Yes, you have heard this before. In this article I wrote about Selig's possible successor, I linked to three other times he had said he was "definitely" retiring, going back as far as 2006.

This time, it appears it's for real, as there has been a press release sent out from the commissioner's office. That didn't happen on any of the previous occasions. Selig will be 80 years old next July and sometime next fall, he will become the longest-serving commissioner.

Discussion of what Selig has done for baseball has been made many times here; his tenure can best be described as "mixed". He has made billions of dollars for MLB owners (and players); he has presided over the longest period of labor peace in the sport in more than 40 years (uninterrupted play since the 1995 strike ended), and expanded the postseason (some like that, others don't).

On the other hand, he has been remarkably tone-deaf in modernizing the game; expanded replay review should have come years ago, as should the lifting of regional TV blackouts, among other things. The various PED scandals were also on his watch. For many of us, the most enduring image of Selig's commissionership is depicted above, the "shrug" at the 2002 All-Star Game at Miller Park, which led to the awful "This Time It Counts" All-Star Games, determining home-field advantage in the World Series. (I actually had to ask Mike Bojanowski the other day who won this year's game, because I couldn't remember.)

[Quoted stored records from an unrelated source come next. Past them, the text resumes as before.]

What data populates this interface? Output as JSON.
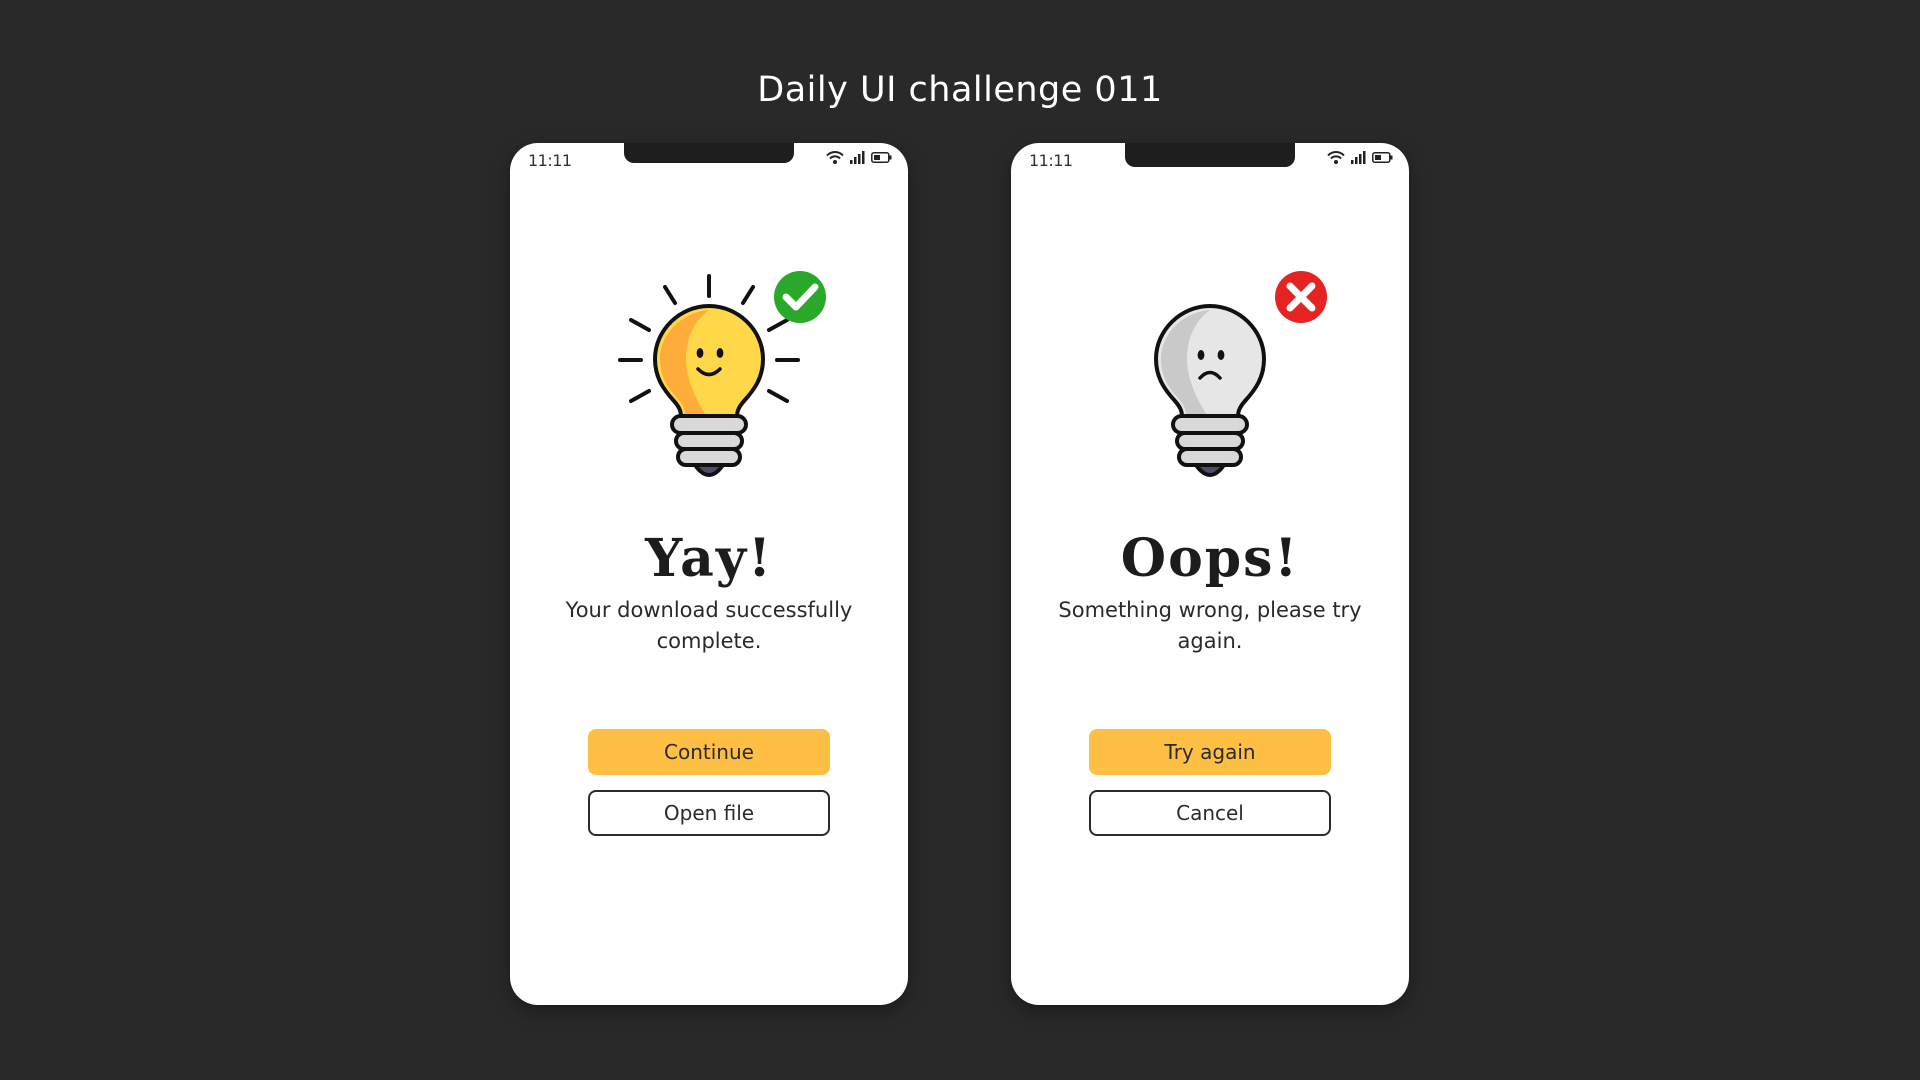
{
  "page": {
    "title": "Daily UI challenge 011"
  },
  "colors": {
    "background": "#292929",
    "accent": "#ffbf45",
    "success": "#2aa82a",
    "error": "#e62323"
  },
  "screens": [
    {
      "status_time": "11:11",
      "status_icons": [
        "wifi-icon",
        "signal-icon",
        "battery-icon"
      ],
      "badge_icon": "check-circle-icon",
      "illustration": "happy-lightbulb",
      "headline": "Yay!",
      "message": "Your download successfully complete.",
      "primary_button": "Continue",
      "secondary_button": "Open file"
    },
    {
      "status_time": "11:11",
      "status_icons": [
        "wifi-icon",
        "signal-icon",
        "battery-icon"
      ],
      "badge_icon": "x-circle-icon",
      "illustration": "sad-lightbulb",
      "headline": "Oops!",
      "message": "Something wrong, please try again.",
      "primary_button": "Try again",
      "secondary_button": "Cancel"
    }
  ]
}
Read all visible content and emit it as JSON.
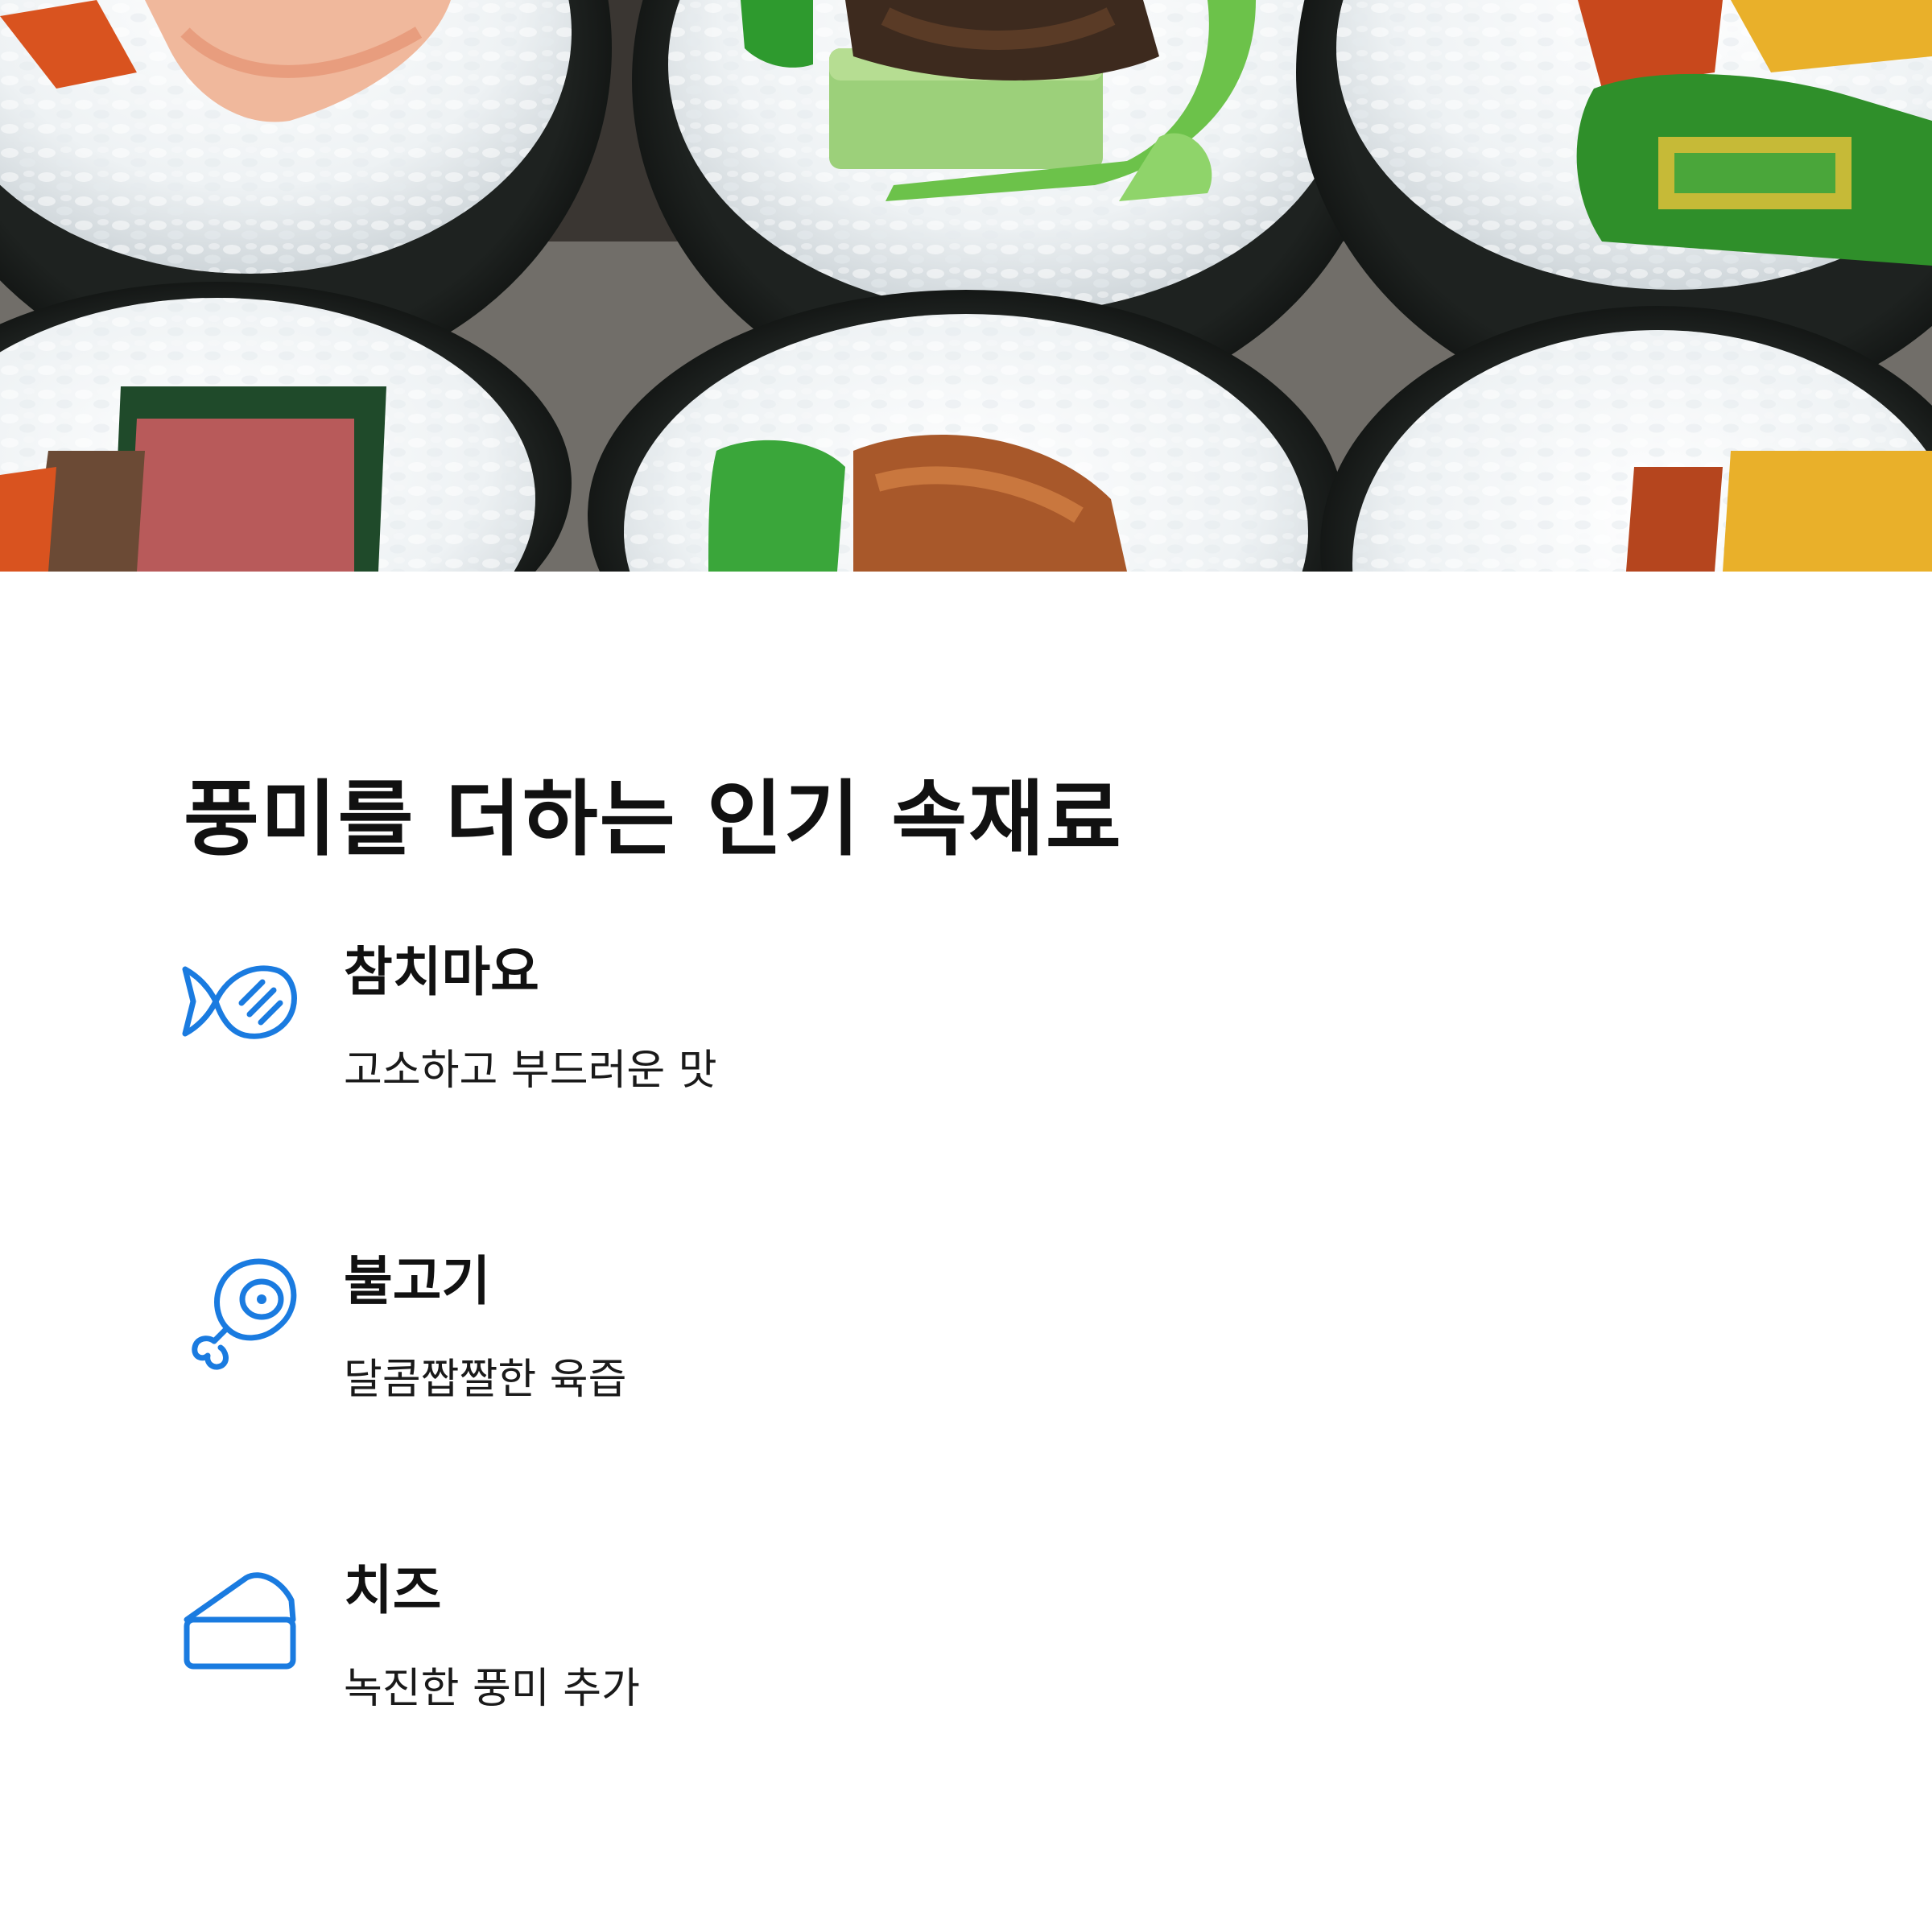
{
  "hero": {
    "subject": "kimbap slices close-up photo"
  },
  "section": {
    "title": "풍미를 더하는 인기 속재료"
  },
  "items": [
    {
      "icon": "fish-icon",
      "title": "참치마요",
      "desc": "고소하고 부드러운 맛"
    },
    {
      "icon": "meat-drumstick-icon",
      "title": "불고기",
      "desc": "달콤짭짤한 육즙"
    },
    {
      "icon": "cheese-icon",
      "title": "치즈",
      "desc": "녹진한 풍미 추가"
    }
  ],
  "colors": {
    "accent": "#1a7be0",
    "text": "#111111",
    "background": "#ffffff"
  }
}
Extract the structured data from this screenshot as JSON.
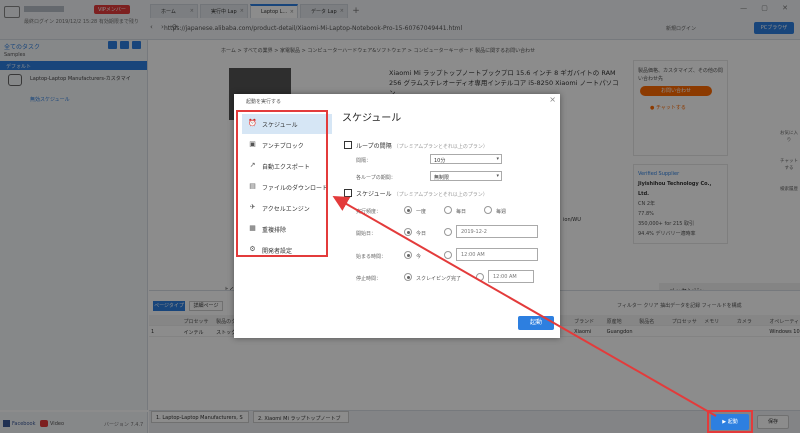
{
  "app": {
    "account_badge": "VIPメンバー",
    "account_sub": "最終ログイン 2019/12/2 15:28  有効期限まで残り",
    "tabs": [
      {
        "label": "ホーム"
      },
      {
        "label": "実行中 Lap"
      },
      {
        "label": "Laptop L..."
      },
      {
        "label": "データ Lap"
      }
    ],
    "url": "https://japanese.alibaba.com/product-detail/Xiaomi-Mi-Laptop-Notebook-Pro-15-60767049441.html",
    "login_link": "新規ログイン",
    "pc_button": "PCブラウザ"
  },
  "left_panel": {
    "title": "全てのタスク",
    "tree_samples": "Samples",
    "tree_default": "デフォルト",
    "task1": "Laptop-Laptop Manufacturers-カスタマイ",
    "task2": "無効スケジュール"
  },
  "webpage": {
    "breadcrumb": "ホーム > すべての業界 > 家電製品 > コンピューターハードウェア&ソフトウェア > コンピューターキーボード  製品に関するお問い合わせ",
    "product_title": "Xiaomi Mi ラップトップノートブックプロ 15.6 インチ 8 ギガバイトの RAM 256 グラムステレオーディオ専用インテルコア i5-8250 Xiaomi ノートパソコン",
    "side_text": "製品価格、カスタマイズ、その他の問い合わせ先",
    "side_button": "お問い合わせ",
    "side_chat": "● チャットする",
    "supplier_title": "Verified Supplier",
    "supplier_name": "Jiyishihou Technology Co., Ltd.",
    "supplier_country": "CN  2年",
    "supplier_rate": "77.8%",
    "supplier_revenue": "350,000+ for 215 取引",
    "supplier_ontime": "94.4% デリバリー適時率",
    "model_label": "ion/WU",
    "section_label": "よく",
    "messenger": "メッセンジャー",
    "right_rail": [
      "お気に入り",
      "チャットする",
      "検索履歴"
    ]
  },
  "bottom": {
    "tab1": "ページタイプ",
    "tab2": "詳細ページ",
    "tools": "フィルター  クリア  抽出データを記録  フィールドを構成",
    "headers": [
      "",
      "プロセッサ",
      "製品のタイ",
      "",
      "",
      "",
      "",
      "",
      "",
      "",
      "",
      "",
      "出荷地",
      "ブランド",
      "原産地",
      "製品名",
      "プロセッサ",
      "メモリ",
      "カメラ",
      "オペレーティ"
    ],
    "rows": [
      [
        "1",
        "インテル",
        "ストック",
        "",
        "",
        "",
        "",
        "",
        "",
        "",
        "",
        "",
        "China",
        "Xiaomi",
        "Guangdon",
        "",
        "",
        "",
        "",
        "Windows 10"
      ]
    ]
  },
  "status": {
    "tab1": "1. Laptop-Laptop Manufacturers, S",
    "tab2": "2. Xiaomi Mi ラップトップノートブ",
    "run_button": "▶ 起動",
    "save_button": "保存"
  },
  "modal": {
    "title": "起動を実行する",
    "heading": "スケジュール",
    "nav": [
      {
        "label": "スケジュール",
        "icon": "alarm-clock-icon",
        "glyph": "⏰"
      },
      {
        "label": "アンチブロック",
        "icon": "shield-icon",
        "glyph": "▣"
      },
      {
        "label": "自動エクスポート",
        "icon": "export-icon",
        "glyph": "↗"
      },
      {
        "label": "ファイルのダウンロード",
        "icon": "download-icon",
        "glyph": "▤"
      },
      {
        "label": "アクセルエンジン",
        "icon": "rocket-icon",
        "glyph": "✈"
      },
      {
        "label": "重複排除",
        "icon": "dedupe-icon",
        "glyph": "▦"
      },
      {
        "label": "開発者設定",
        "icon": "gear-icon",
        "glyph": "⚙"
      }
    ],
    "loop": {
      "label": "ループの間隔",
      "hint": "（プレミアムプランとそれ以上のプラン）",
      "interval_label": "間隔：",
      "interval_value": "10分",
      "each_label": "各ループの期間：",
      "each_value": "無制限"
    },
    "schedule": {
      "label": "スケジュール",
      "hint": "（プレミアムプランとそれ以上のプラン）",
      "freq_label": "実行頻度：",
      "freq_options": [
        "一度",
        "毎日",
        "毎週"
      ],
      "start_date_label": "開始日：",
      "start_date_today": "今日",
      "start_date_value": "2019-12-2",
      "start_time_label": "始まる時間：",
      "start_time_now": "今",
      "start_time_value": "12:00 AM",
      "stop_time_label": "停止時間：",
      "stop_time_option": "スクレイピング完了",
      "stop_time_value": "12:00 AM"
    },
    "ok_button": "起動"
  },
  "colors": {
    "accent": "#2d7fe0",
    "highlight": "#e33b3b",
    "nav_active": "#d6e6f5"
  }
}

There doesn't seem to be a consensus on a successor; many tweets I saw today indicated that no one candidate could get the required 24 club owner votes. That's why this part of the press release is most interesting:

Commissioner Selig will announce shortly a transition plan in preparation for his retirement, which will reorganize centralized Major League Baseball management. 

"Reorganize." What does that mean, exactly? Will baseball no longer have a single commissioner? How will it be organized? That's a really interesting statement, which should provide some discussion fodder for you. Have at it.